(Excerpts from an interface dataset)
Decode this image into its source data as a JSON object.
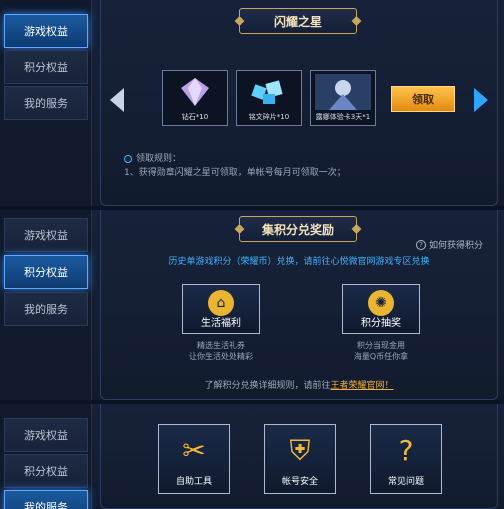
{
  "panel1": {
    "sidebar": [
      "游戏权益",
      "积分权益",
      "我的服务"
    ],
    "banner": "闪耀之星",
    "rewards": [
      {
        "icon": "diamond-icon",
        "label": "钻石*10"
      },
      {
        "icon": "crystal-fragments-icon",
        "label": "铭文碎片*10"
      },
      {
        "icon": "hero-skin-card-icon",
        "label": "露娜体验卡3天*1"
      }
    ],
    "claim": "领取",
    "rules_title": "领取规则：",
    "rules_text": "1、获得勋章闪耀之星可领取，单帐号每月可领取一次；"
  },
  "panel2": {
    "sidebar": [
      "游戏权益",
      "积分权益",
      "我的服务"
    ],
    "banner": "集积分兑奖励",
    "help": "如何获得积分",
    "note": "历史单游戏积分（荣耀币）兑换，请前往心悦微官网游戏专区兑换",
    "features": [
      {
        "icon": "gift-home-icon",
        "label": "生活福利",
        "desc1": "精选生活礼券",
        "desc2": "让你生活处处精彩"
      },
      {
        "icon": "lottery-wheel-icon",
        "label": "积分抽奖",
        "desc1": "积分当现金用",
        "desc2": "海量Q币任你拿"
      }
    ],
    "footer_prefix": "了解积分兑换详细规则，请前往",
    "footer_link": "王者荣耀官网！"
  },
  "panel3": {
    "sidebar": [
      "游戏权益",
      "积分权益",
      "我的服务"
    ],
    "services": [
      {
        "icon": "tools-icon",
        "label": "自助工具"
      },
      {
        "icon": "shield-icon",
        "label": "帐号安全"
      },
      {
        "icon": "question-icon",
        "label": "常见问题"
      }
    ]
  },
  "colors": {
    "accent": "#2ea6ff",
    "gold": "#c9a45a",
    "claim": "#f0a020"
  }
}
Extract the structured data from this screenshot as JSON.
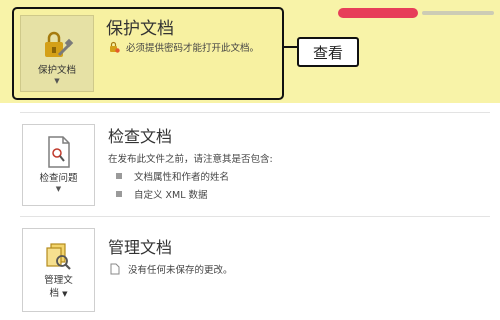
{
  "protect": {
    "button_label": "保护文档",
    "title": "保护文档",
    "description": "必须提供密码才能打开此文档。"
  },
  "callout": {
    "label": "查看"
  },
  "inspect": {
    "button_label": "检查问题",
    "title": "检查文档",
    "intro": "在发布此文件之前，请注意其是否包含:",
    "items": [
      "文档属性和作者的姓名",
      "自定义 XML 数据"
    ]
  },
  "manage": {
    "button_label_line1": "管理文",
    "button_label_line2": "档",
    "title": "管理文档",
    "note": "没有任何未保存的更改。"
  },
  "colors": {
    "band": "#f8f3a8",
    "frame": "#111111",
    "accent": "#e2003f"
  },
  "icons": [
    "lock-key-icon",
    "warning-lock-icon",
    "document-check-icon",
    "manage-document-icon",
    "file-note-icon",
    "chevron-down-icon"
  ]
}
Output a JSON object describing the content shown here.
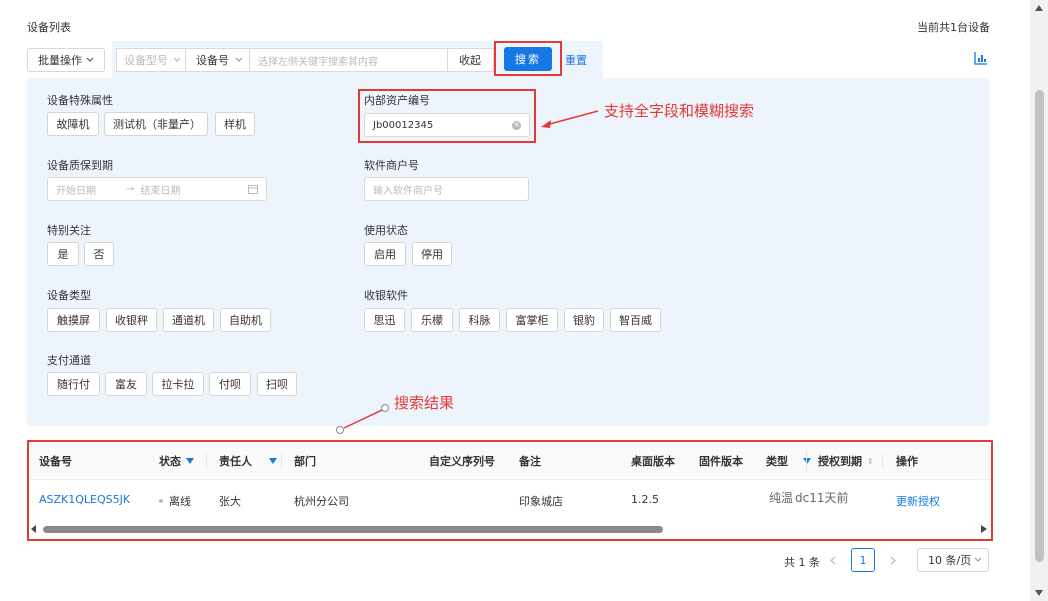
{
  "header": {
    "title": "设备列表",
    "count_text": "当前共1台设备"
  },
  "toolbar": {
    "batch_label": "批量操作",
    "model_placeholder": "设备型号",
    "field_selected": "设备号",
    "keyword_placeholder": "选择左侧关键字搜索其内容",
    "collapse_label": "收起",
    "search_label": "搜索",
    "reset_label": "重置"
  },
  "filters": {
    "special_attr": {
      "label": "设备特殊属性",
      "tags": [
        "故障机",
        "测试机（非量产）",
        "样机"
      ]
    },
    "asset_no": {
      "label": "内部资产编号",
      "value": "Jb00012345"
    },
    "warranty": {
      "label": "设备质保到期",
      "start_placeholder": "开始日期",
      "end_placeholder": "结束日期"
    },
    "merchant": {
      "label": "软件商户号",
      "placeholder": "输入软件商户号"
    },
    "attention": {
      "label": "特别关注",
      "tags": [
        "是",
        "否"
      ]
    },
    "usage": {
      "label": "使用状态",
      "tags": [
        "启用",
        "停用"
      ]
    },
    "device_type": {
      "label": "设备类型",
      "tags": [
        "触摸屏",
        "收银秤",
        "通道机",
        "自助机"
      ]
    },
    "pos_software": {
      "label": "收银软件",
      "tags": [
        "思迅",
        "乐檬",
        "科脉",
        "富掌柜",
        "银豹",
        "智百威"
      ]
    },
    "payment": {
      "label": "支付通道",
      "tags": [
        "随行付",
        "富友",
        "拉卡拉",
        "付呗",
        "扫呗"
      ]
    }
  },
  "annotations": {
    "search_support": "支持全字段和模糊搜索",
    "search_result": "搜索结果"
  },
  "table": {
    "columns": [
      "设备号",
      "状态",
      "责任人",
      "部门",
      "自定义序列号",
      "备注",
      "桌面版本",
      "固件版本",
      "类型",
      "授权到期",
      "操作"
    ],
    "rows": [
      {
        "device_no": "ASZK1QLEQS5JK",
        "status": "离线",
        "owner": "张大",
        "dept": "杭州分公司",
        "serial": "",
        "remark": "印象城店",
        "desktop_ver": "1.2.5",
        "firmware_ver": "",
        "type": "纯温",
        "expire": "dc11天前",
        "action": "更新授权"
      }
    ]
  },
  "pagination": {
    "total": "共 1 条",
    "current": "1",
    "page_size": "10 条/页"
  },
  "colors": {
    "accent": "#1677e5",
    "annotation": "#e53935",
    "panel": "#eef4fb"
  }
}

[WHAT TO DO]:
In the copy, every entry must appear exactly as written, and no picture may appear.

[RESPONSE BOX]:
Decode this image into its source data as a JSON object.
{
  "panel1": {
    "sidebar": [
      "游戏权益",
      "积分权益",
      "我的服务"
    ],
    "banner": "闪耀之星",
    "rewards": [
      {
        "icon": "diamond-icon",
        "label": "钻石*10"
      },
      {
        "icon": "crystal-fragments-icon",
        "label": "铭文碎片*10"
      },
      {
        "icon": "hero-skin-card-icon",
        "label": "露娜体验卡3天*1"
      }
    ],
    "claim": "领取",
    "rules_title": "领取规则：",
    "rules_text": "1、获得勋章闪耀之星可领取，单帐号每月可领取一次；"
  },
  "panel2": {
    "sidebar": [
      "游戏权益",
      "积分权益",
      "我的服务"
    ],
    "banner": "集积分兑奖励",
    "help": "如何获得积分",
    "note": "历史单游戏积分（荣耀币）兑换，请前往心悦微官网游戏专区兑换",
    "features": [
      {
        "icon": "gift-home-icon",
        "label": "生活福利",
        "desc1": "精选生活礼券",
        "desc2": "让你生活处处精彩"
      },
      {
        "icon": "lottery-wheel-icon",
        "label": "积分抽奖",
        "desc1": "积分当现金用",
        "desc2": "海量Q币任你拿"
      }
    ],
    "footer_prefix": "了解积分兑换详细规则，请前往",
    "footer_link": "王者荣耀官网！"
  },
  "panel3": {
    "sidebar": [
      "游戏权益",
      "积分权益",
      "我的服务"
    ],
    "services": [
      {
        "icon": "tools-icon",
        "label": "自助工具"
      },
      {
        "icon": "shield-icon",
        "label": "帐号安全"
      },
      {
        "icon": "question-icon",
        "label": "常见问题"
      }
    ]
  },
  "colors": {
    "accent": "#2ea6ff",
    "gold": "#c9a45a",
    "claim": "#f0a020"
  }
}
Extract the structured data from this screenshot as JSON.
{
  "protect": {
    "button_label": "保护文档",
    "title": "保护文档",
    "description": "必须提供密码才能打开此文档。"
  },
  "callout": {
    "label": "查看"
  },
  "inspect": {
    "button_label": "检查问题",
    "title": "检查文档",
    "intro": "在发布此文件之前，请注意其是否包含:",
    "items": [
      "文档属性和作者的姓名",
      "自定义 XML 数据"
    ]
  },
  "manage": {
    "button_label_line1": "管理文",
    "button_label_line2": "档",
    "title": "管理文档",
    "note": "没有任何未保存的更改。"
  },
  "colors": {
    "band": "#f8f3a8",
    "frame": "#111111",
    "accent": "#e2003f"
  },
  "icons": [
    "lock-key-icon",
    "warning-lock-icon",
    "document-check-icon",
    "manage-document-icon",
    "file-note-icon",
    "chevron-down-icon"
  ]
}
Output a JSON object describing the content shown here.
{
  "header": {
    "title": "设备列表",
    "count_text": "当前共1台设备"
  },
  "toolbar": {
    "batch_label": "批量操作",
    "model_placeholder": "设备型号",
    "field_selected": "设备号",
    "keyword_placeholder": "选择左侧关键字搜索其内容",
    "collapse_label": "收起",
    "search_label": "搜索",
    "reset_label": "重置"
  },
  "filters": {
    "special_attr": {
      "label": "设备特殊属性",
      "tags": [
        "故障机",
        "测试机（非量产）",
        "样机"
      ]
    },
    "asset_no": {
      "label": "内部资产编号",
      "value": "Jb00012345"
    },
    "warranty": {
      "label": "设备质保到期",
      "start_placeholder": "开始日期",
      "end_placeholder": "结束日期"
    },
    "merchant": {
      "label": "软件商户号",
      "placeholder": "输入软件商户号"
    },
    "attention": {
      "label": "特别关注",
      "tags": [
        "是",
        "否"
      ]
    },
    "usage": {
      "label": "使用状态",
      "tags": [
        "启用",
        "停用"
      ]
    },
    "device_type": {
      "label": "设备类型",
      "tags": [
        "触摸屏",
        "收银秤",
        "通道机",
        "自助机"
      ]
    },
    "pos_software": {
      "label": "收银软件",
      "tags": [
        "思迅",
        "乐檬",
        "科脉",
        "富掌柜",
        "银豹",
        "智百威"
      ]
    },
    "payment": {
      "label": "支付通道",
      "tags": [
        "随行付",
        "富友",
        "拉卡拉",
        "付呗",
        "扫呗"
      ]
    }
  },
  "annotations": {
    "search_support": "支持全字段和模糊搜索",
    "search_result": "搜索结果"
  },
  "table": {
    "columns": [
      "设备号",
      "状态",
      "责任人",
      "部门",
      "自定义序列号",
      "备注",
      "桌面版本",
      "固件版本",
      "类型",
      "授权到期",
      "操作"
    ],
    "rows": [
      {
        "device_no": "ASZK1QLEQS5JK",
        "status": "离线",
        "owner": "张大",
        "dept": "杭州分公司",
        "serial": "",
        "remark": "印象城店",
        "desktop_ver": "1.2.5",
        "firmware_ver": "",
        "type": "纯温",
        "expire": "dc11天前",
        "action": "更新授权"
      }
    ]
  },
  "pagination": {
    "total": "共 1 条",
    "current": "1",
    "page_size": "10 条/页"
  },
  "colors": {
    "accent": "#1677e5",
    "annotation": "#e53935",
    "panel": "#eef4fb"
  }
}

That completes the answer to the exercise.